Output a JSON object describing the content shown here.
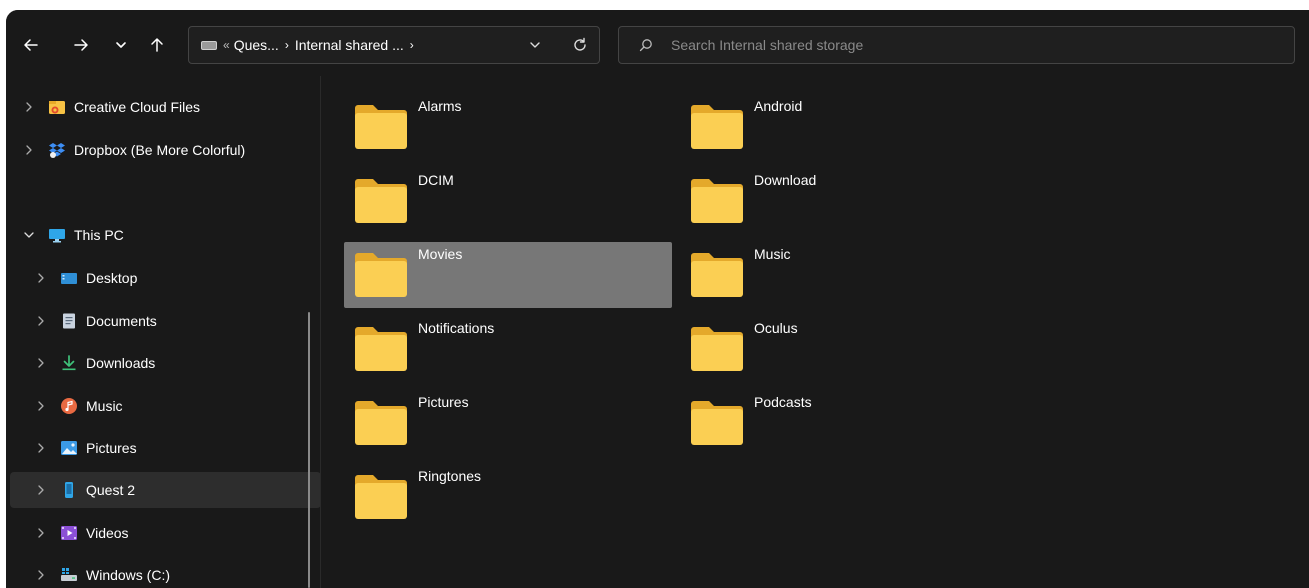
{
  "toolbar": {
    "back_icon": "arrow-left-icon",
    "forward_icon": "arrow-right-icon",
    "recent_icon": "chevron-down-icon",
    "up_icon": "arrow-up-icon"
  },
  "address_bar": {
    "overflow": "«",
    "crumbs": [
      "Ques...",
      "Internal shared ..."
    ],
    "separator": "›"
  },
  "search": {
    "placeholder": "Search Internal shared storage"
  },
  "sidebar": {
    "items": [
      {
        "label": "Creative Cloud Files",
        "icon": "creative-cloud-icon",
        "expanded": false,
        "indent": 0
      },
      {
        "label": "Dropbox (Be More Colorful)",
        "icon": "dropbox-icon",
        "expanded": false,
        "indent": 0
      },
      {
        "label": "This PC",
        "icon": "computer-icon",
        "expanded": true,
        "indent": 0
      },
      {
        "label": "Desktop",
        "icon": "desktop-icon",
        "expanded": false,
        "indent": 1
      },
      {
        "label": "Documents",
        "icon": "documents-icon",
        "expanded": false,
        "indent": 1
      },
      {
        "label": "Downloads",
        "icon": "download-icon",
        "expanded": false,
        "indent": 1
      },
      {
        "label": "Music",
        "icon": "music-icon",
        "expanded": false,
        "indent": 1
      },
      {
        "label": "Pictures",
        "icon": "pictures-icon",
        "expanded": false,
        "indent": 1
      },
      {
        "label": "Quest 2",
        "icon": "device-icon",
        "expanded": false,
        "indent": 1,
        "selected": true
      },
      {
        "label": "Videos",
        "icon": "videos-icon",
        "expanded": false,
        "indent": 1
      },
      {
        "label": "Windows (C:)",
        "icon": "drive-icon",
        "expanded": false,
        "indent": 1
      }
    ]
  },
  "folders": [
    {
      "name": "Alarms"
    },
    {
      "name": "Android"
    },
    {
      "name": "DCIM"
    },
    {
      "name": "Download"
    },
    {
      "name": "Movies",
      "selected": true
    },
    {
      "name": "Music"
    },
    {
      "name": "Notifications"
    },
    {
      "name": "Oculus"
    },
    {
      "name": "Pictures"
    },
    {
      "name": "Podcasts"
    },
    {
      "name": "Ringtones"
    }
  ],
  "colors": {
    "background": "#191919",
    "selected_tile": "#777777",
    "selected_nav": "#2d2d2d",
    "folder": "#f8c94a"
  }
}
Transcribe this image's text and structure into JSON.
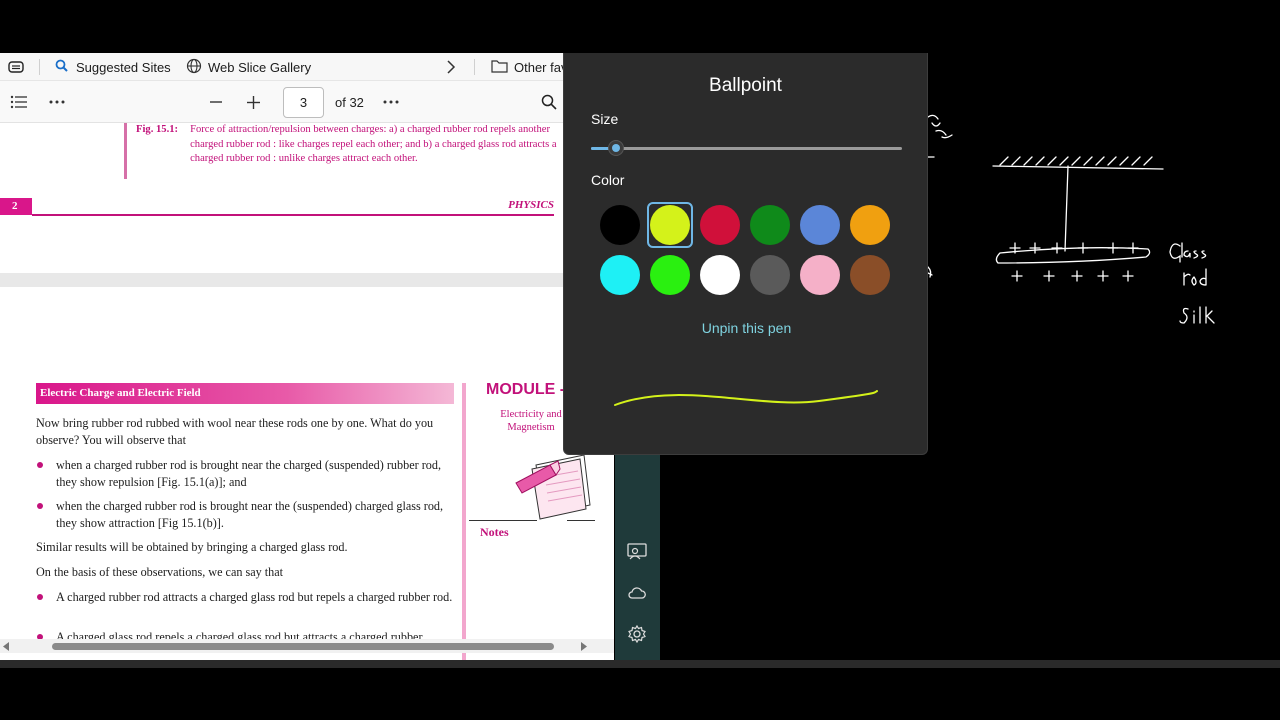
{
  "favorites_bar": {
    "items": [
      {
        "label": "Suggested Sites"
      },
      {
        "label": "Web Slice Gallery"
      },
      {
        "label": "Other fav"
      }
    ]
  },
  "pdf_toolbar": {
    "current_page": "3",
    "page_of": "of 32"
  },
  "document": {
    "fig_caption_label": "Fig. 15.1:",
    "fig_caption_text": "Force of attraction/repulsion between charges:  a) a charged rubber rod repels another charged rubber rod : like charges repel each other; and b) a charged glass rod attracts a charged rubber rod : unlike charges attract each other.",
    "page_number": "2",
    "running_header": "PHYSICS",
    "section_header": "Electric Charge and Electric Field",
    "module_title": "MODULE -",
    "module_subtitle": "Electricity and Magnetism",
    "notes_label": "Notes",
    "para1": "Now bring rubber rod rubbed with wool near these rods one by one. What do you observe? You will observe that",
    "bullet1": "when a charged rubber rod is brought near the charged (suspended) rubber rod, they show repulsion [Fig. 15.1(a)]; and",
    "bullet2": "when the charged rubber rod is brought near the (suspended) charged glass rod, they show attraction [Fig 15.1(b)].",
    "para2": "Similar results will be obtained by bringing a charged glass rod.",
    "para3": "On the basis of these observations, we can say that",
    "bullet3": "A charged rubber rod attracts a charged glass rod but repels a charged rubber rod.",
    "bullet4": "A charged glass rod repels a charged glass rod but attracts a charged rubber"
  },
  "pen_panel": {
    "title": "Ballpoint",
    "size_label": "Size",
    "size_value_fraction": 0.08,
    "color_label": "Color",
    "selected_color": "#d4f21a",
    "colors": [
      "#000000",
      "#d4f21a",
      "#d0103a",
      "#0f8a1a",
      "#5b86d8",
      "#f0a010",
      "#1ef0f5",
      "#2af010",
      "#ffffff",
      "#5a5a5a",
      "#f5b0c8",
      "#8a4e28"
    ],
    "unpin_label": "Unpin this pen"
  },
  "whiteboard": {
    "handwritten_label_1": "Glass rod",
    "handwritten_label_2": "Silk"
  },
  "colors": {
    "accent_magenta": "#c2117a",
    "panel_bg": "#2b2b2b",
    "accent_blue": "#6fb7e6"
  }
}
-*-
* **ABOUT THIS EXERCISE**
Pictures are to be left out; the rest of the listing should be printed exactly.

* **EXPECTED ANSWER**
Output a JSON object describing the content shown here.
{
  "toolbar": {
    "back_icon": "arrow-left-icon",
    "forward_icon": "arrow-right-icon",
    "recent_icon": "chevron-down-icon",
    "up_icon": "arrow-up-icon"
  },
  "address_bar": {
    "overflow": "«",
    "crumbs": [
      "Ques...",
      "Internal shared ..."
    ],
    "separator": "›"
  },
  "search": {
    "placeholder": "Search Internal shared storage"
  },
  "sidebar": {
    "items": [
      {
        "label": "Creative Cloud Files",
        "icon": "creative-cloud-icon",
        "expanded": false,
        "indent": 0
      },
      {
        "label": "Dropbox (Be More Colorful)",
        "icon": "dropbox-icon",
        "expanded": false,
        "indent": 0
      },
      {
        "label": "This PC",
        "icon": "computer-icon",
        "expanded": true,
        "indent": 0
      },
      {
        "label": "Desktop",
        "icon": "desktop-icon",
        "expanded": false,
        "indent": 1
      },
      {
        "label": "Documents",
        "icon": "documents-icon",
        "expanded": false,
        "indent": 1
      },
      {
        "label": "Downloads",
        "icon": "download-icon",
        "expanded": false,
        "indent": 1
      },
      {
        "label": "Music",
        "icon": "music-icon",
        "expanded": false,
        "indent": 1
      },
      {
        "label": "Pictures",
        "icon": "pictures-icon",
        "expanded": false,
        "indent": 1
      },
      {
        "label": "Quest 2",
        "icon": "device-icon",
        "expanded": false,
        "indent": 1,
        "selected": true
      },
      {
        "label": "Videos",
        "icon": "videos-icon",
        "expanded": false,
        "indent": 1
      },
      {
        "label": "Windows (C:)",
        "icon": "drive-icon",
        "expanded": false,
        "indent": 1
      }
    ]
  },
  "folders": [
    {
      "name": "Alarms"
    },
    {
      "name": "Android"
    },
    {
      "name": "DCIM"
    },
    {
      "name": "Download"
    },
    {
      "name": "Movies",
      "selected": true
    },
    {
      "name": "Music"
    },
    {
      "name": "Notifications"
    },
    {
      "name": "Oculus"
    },
    {
      "name": "Pictures"
    },
    {
      "name": "Podcasts"
    },
    {
      "name": "Ringtones"
    }
  ],
  "colors": {
    "background": "#191919",
    "selected_tile": "#777777",
    "selected_nav": "#2d2d2d",
    "folder": "#f8c94a"
  }
}
Transcribe this image's text and structure into JSON.
{
  "favorites_bar": {
    "items": [
      {
        "label": "Suggested Sites"
      },
      {
        "label": "Web Slice Gallery"
      },
      {
        "label": "Other fav"
      }
    ]
  },
  "pdf_toolbar": {
    "current_page": "3",
    "page_of": "of 32"
  },
  "document": {
    "fig_caption_label": "Fig. 15.1:",
    "fig_caption_text": "Force of attraction/repulsion between charges:  a) a charged rubber rod repels another charged rubber rod : like charges repel each other; and b) a charged glass rod attracts a charged rubber rod : unlike charges attract each other.",
    "page_number": "2",
    "running_header": "PHYSICS",
    "section_header": "Electric Charge and Electric Field",
    "module_title": "MODULE -",
    "module_subtitle": "Electricity and Magnetism",
    "notes_label": "Notes",
    "para1": "Now bring rubber rod rubbed with wool near these rods one by one. What do you observe? You will observe that",
    "bullet1": "when a charged rubber rod is brought near the charged (suspended) rubber rod, they show repulsion [Fig. 15.1(a)]; and",
    "bullet2": "when the charged rubber rod is brought near the (suspended) charged glass rod, they show attraction [Fig 15.1(b)].",
    "para2": "Similar results will be obtained by bringing a charged glass rod.",
    "para3": "On the basis of these observations, we can say that",
    "bullet3": "A charged rubber rod attracts a charged glass rod but repels a charged rubber rod.",
    "bullet4": "A charged glass rod repels a charged glass rod but attracts a charged rubber"
  },
  "pen_panel": {
    "title": "Ballpoint",
    "size_label": "Size",
    "size_value_fraction": 0.08,
    "color_label": "Color",
    "selected_color": "#d4f21a",
    "colors": [
      "#000000",
      "#d4f21a",
      "#d0103a",
      "#0f8a1a",
      "#5b86d8",
      "#f0a010",
      "#1ef0f5",
      "#2af010",
      "#ffffff",
      "#5a5a5a",
      "#f5b0c8",
      "#8a4e28"
    ],
    "unpin_label": "Unpin this pen"
  },
  "whiteboard": {
    "handwritten_label_1": "Glass rod",
    "handwritten_label_2": "Silk"
  },
  "colors": {
    "accent_magenta": "#c2117a",
    "panel_bg": "#2b2b2b",
    "accent_blue": "#6fb7e6"
  }
}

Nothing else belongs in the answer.